#### Listed records

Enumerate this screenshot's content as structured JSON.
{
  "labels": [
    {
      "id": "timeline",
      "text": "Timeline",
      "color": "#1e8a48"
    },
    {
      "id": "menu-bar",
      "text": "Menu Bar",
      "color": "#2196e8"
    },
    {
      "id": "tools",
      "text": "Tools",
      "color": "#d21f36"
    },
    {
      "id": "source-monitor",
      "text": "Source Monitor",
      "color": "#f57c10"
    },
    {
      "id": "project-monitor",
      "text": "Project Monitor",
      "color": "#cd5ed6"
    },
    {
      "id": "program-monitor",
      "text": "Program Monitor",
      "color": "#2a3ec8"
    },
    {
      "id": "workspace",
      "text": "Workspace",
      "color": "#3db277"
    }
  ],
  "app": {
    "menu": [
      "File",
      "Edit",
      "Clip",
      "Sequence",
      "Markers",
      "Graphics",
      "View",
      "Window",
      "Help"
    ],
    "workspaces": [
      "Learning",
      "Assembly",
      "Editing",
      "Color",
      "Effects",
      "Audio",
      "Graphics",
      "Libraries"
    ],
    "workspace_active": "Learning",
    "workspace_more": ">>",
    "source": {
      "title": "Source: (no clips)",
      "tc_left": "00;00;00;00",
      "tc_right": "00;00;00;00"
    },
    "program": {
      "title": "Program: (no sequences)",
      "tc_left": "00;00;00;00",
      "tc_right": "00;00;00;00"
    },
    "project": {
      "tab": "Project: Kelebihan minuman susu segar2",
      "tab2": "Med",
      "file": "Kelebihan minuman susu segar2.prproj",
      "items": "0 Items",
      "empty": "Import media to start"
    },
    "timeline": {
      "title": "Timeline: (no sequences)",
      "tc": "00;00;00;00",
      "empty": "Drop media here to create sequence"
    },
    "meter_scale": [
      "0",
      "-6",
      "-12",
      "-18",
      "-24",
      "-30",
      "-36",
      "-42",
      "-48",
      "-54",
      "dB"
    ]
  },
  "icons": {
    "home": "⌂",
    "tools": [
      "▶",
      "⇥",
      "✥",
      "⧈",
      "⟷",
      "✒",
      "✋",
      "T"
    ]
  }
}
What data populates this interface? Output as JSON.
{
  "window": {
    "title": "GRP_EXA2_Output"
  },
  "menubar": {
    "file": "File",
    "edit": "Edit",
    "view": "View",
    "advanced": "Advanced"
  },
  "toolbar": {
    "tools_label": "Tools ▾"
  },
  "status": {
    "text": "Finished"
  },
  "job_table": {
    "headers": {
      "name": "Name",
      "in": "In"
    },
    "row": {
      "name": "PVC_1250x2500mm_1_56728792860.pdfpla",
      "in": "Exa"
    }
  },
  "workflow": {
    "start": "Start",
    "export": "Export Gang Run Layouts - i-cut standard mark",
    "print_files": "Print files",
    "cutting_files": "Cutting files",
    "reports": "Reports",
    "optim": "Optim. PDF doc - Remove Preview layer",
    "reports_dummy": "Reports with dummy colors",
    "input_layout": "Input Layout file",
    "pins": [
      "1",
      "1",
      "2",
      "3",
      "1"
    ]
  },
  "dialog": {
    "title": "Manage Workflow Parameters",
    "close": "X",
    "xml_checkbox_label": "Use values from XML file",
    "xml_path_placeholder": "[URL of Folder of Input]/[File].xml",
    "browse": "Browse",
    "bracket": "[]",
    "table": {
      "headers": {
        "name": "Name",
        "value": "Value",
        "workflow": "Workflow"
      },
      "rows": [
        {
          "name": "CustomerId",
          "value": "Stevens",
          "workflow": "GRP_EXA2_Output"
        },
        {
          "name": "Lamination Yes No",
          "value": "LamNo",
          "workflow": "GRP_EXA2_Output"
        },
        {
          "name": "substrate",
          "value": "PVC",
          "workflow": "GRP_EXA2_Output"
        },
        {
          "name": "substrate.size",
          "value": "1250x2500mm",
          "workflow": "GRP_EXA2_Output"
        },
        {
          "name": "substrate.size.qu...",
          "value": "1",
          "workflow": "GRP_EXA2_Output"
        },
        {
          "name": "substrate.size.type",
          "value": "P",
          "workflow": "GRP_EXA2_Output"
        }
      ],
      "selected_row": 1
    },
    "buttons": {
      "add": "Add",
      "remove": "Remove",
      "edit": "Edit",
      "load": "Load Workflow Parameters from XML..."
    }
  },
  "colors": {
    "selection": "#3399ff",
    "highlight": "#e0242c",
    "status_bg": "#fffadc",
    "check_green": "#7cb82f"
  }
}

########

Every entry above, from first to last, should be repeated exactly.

- [Exercise response]:
Enumerate this screenshot's content as structured JSON.
{
  "labels": [
    {
      "id": "timeline",
      "text": "Timeline",
      "color": "#1e8a48"
    },
    {
      "id": "menu-bar",
      "text": "Menu Bar",
      "color": "#2196e8"
    },
    {
      "id": "tools",
      "text": "Tools",
      "color": "#d21f36"
    },
    {
      "id": "source-monitor",
      "text": "Source Monitor",
      "color": "#f57c10"
    },
    {
      "id": "project-monitor",
      "text": "Project Monitor",
      "color": "#cd5ed6"
    },
    {
      "id": "program-monitor",
      "text": "Program Monitor",
      "color": "#2a3ec8"
    },
    {
      "id": "workspace",
      "text": "Workspace",
      "color": "#3db277"
    }
  ],
  "app": {
    "menu": [
      "File",
      "Edit",
      "Clip",
      "Sequence",
      "Markers",
      "Graphics",
      "View",
      "Window",
      "Help"
    ],
    "workspaces": [
      "Learning",
      "Assembly",
      "Editing",
      "Color",
      "Effects",
      "Audio",
      "Graphics",
      "Libraries"
    ],
    "workspace_active": "Learning",
    "workspace_more": ">>",
    "source": {
      "title": "Source: (no clips)",
      "tc_left": "00;00;00;00",
      "tc_right": "00;00;00;00"
    },
    "program": {
      "title": "Program: (no sequences)",
      "tc_left": "00;00;00;00",
      "tc_right": "00;00;00;00"
    },
    "project": {
      "tab": "Project: Kelebihan minuman susu segar2",
      "tab2": "Med",
      "file": "Kelebihan minuman susu segar2.prproj",
      "items": "0 Items",
      "empty": "Import media to start"
    },
    "timeline": {
      "title": "Timeline: (no sequences)",
      "tc": "00;00;00;00",
      "empty": "Drop media here to create sequence"
    },
    "meter_scale": [
      "0",
      "-6",
      "-12",
      "-18",
      "-24",
      "-30",
      "-36",
      "-42",
      "-48",
      "-54",
      "dB"
    ]
  },
  "icons": {
    "home": "⌂",
    "tools": [
      "▶",
      "⇥",
      "✥",
      "⧈",
      "⟷",
      "✒",
      "✋",
      "T"
    ]
  }
}
What data populates this interface? Output as JSON.
{
  "window": {
    "title": "GRP_EXA2_Output"
  },
  "menubar": {
    "file": "File",
    "edit": "Edit",
    "view": "View",
    "advanced": "Advanced"
  },
  "toolbar": {
    "tools_label": "Tools ▾"
  },
  "status": {
    "text": "Finished"
  },
  "job_table": {
    "headers": {
      "name": "Name",
      "in": "In"
    },
    "row": {
      "name": "PVC_1250x2500mm_1_56728792860.pdfpla",
      "in": "Exa"
    }
  },
  "workflow": {
    "start": "Start",
    "export": "Export Gang Run Layouts - i-cut standard mark",
    "print_files": "Print files",
    "cutting_files": "Cutting files",
    "reports": "Reports",
    "optim": "Optim. PDF doc - Remove Preview layer",
    "reports_dummy": "Reports with dummy colors",
    "input_layout": "Input Layout file",
    "pins": [
      "1",
      "1",
      "2",
      "3",
      "1"
    ]
  },
  "dialog": {
    "title": "Manage Workflow Parameters",
    "close": "X",
    "xml_checkbox_label": "Use values from XML file",
    "xml_path_placeholder": "[URL of Folder of Input]/[File].xml",
    "browse": "Browse",
    "bracket": "[]",
    "table": {
      "headers": {
        "name": "Name",
        "value": "Value",
        "workflow": "Workflow"
      },
      "rows": [
        {
          "name": "CustomerId",
          "value": "Stevens",
          "workflow": "GRP_EXA2_Output"
        },
        {
          "name": "Lamination Yes No",
          "value": "LamNo",
          "workflow": "GRP_EXA2_Output"
        },
        {
          "name": "substrate",
          "value": "PVC",
          "workflow": "GRP_EXA2_Output"
        },
        {
          "name": "substrate.size",
          "value": "1250x2500mm",
          "workflow": "GRP_EXA2_Output"
        },
        {
          "name": "substrate.size.qu...",
          "value": "1",
          "workflow": "GRP_EXA2_Output"
        },
        {
          "name": "substrate.size.type",
          "value": "P",
          "workflow": "GRP_EXA2_Output"
        }
      ],
      "selected_row": 1
    },
    "buttons": {
      "add": "Add",
      "remove": "Remove",
      "edit": "Edit",
      "load": "Load Workflow Parameters from XML..."
    }
  },
  "colors": {
    "selection": "#3399ff",
    "highlight": "#e0242c",
    "status_bg": "#fffadc",
    "check_green": "#7cb82f"
  }
}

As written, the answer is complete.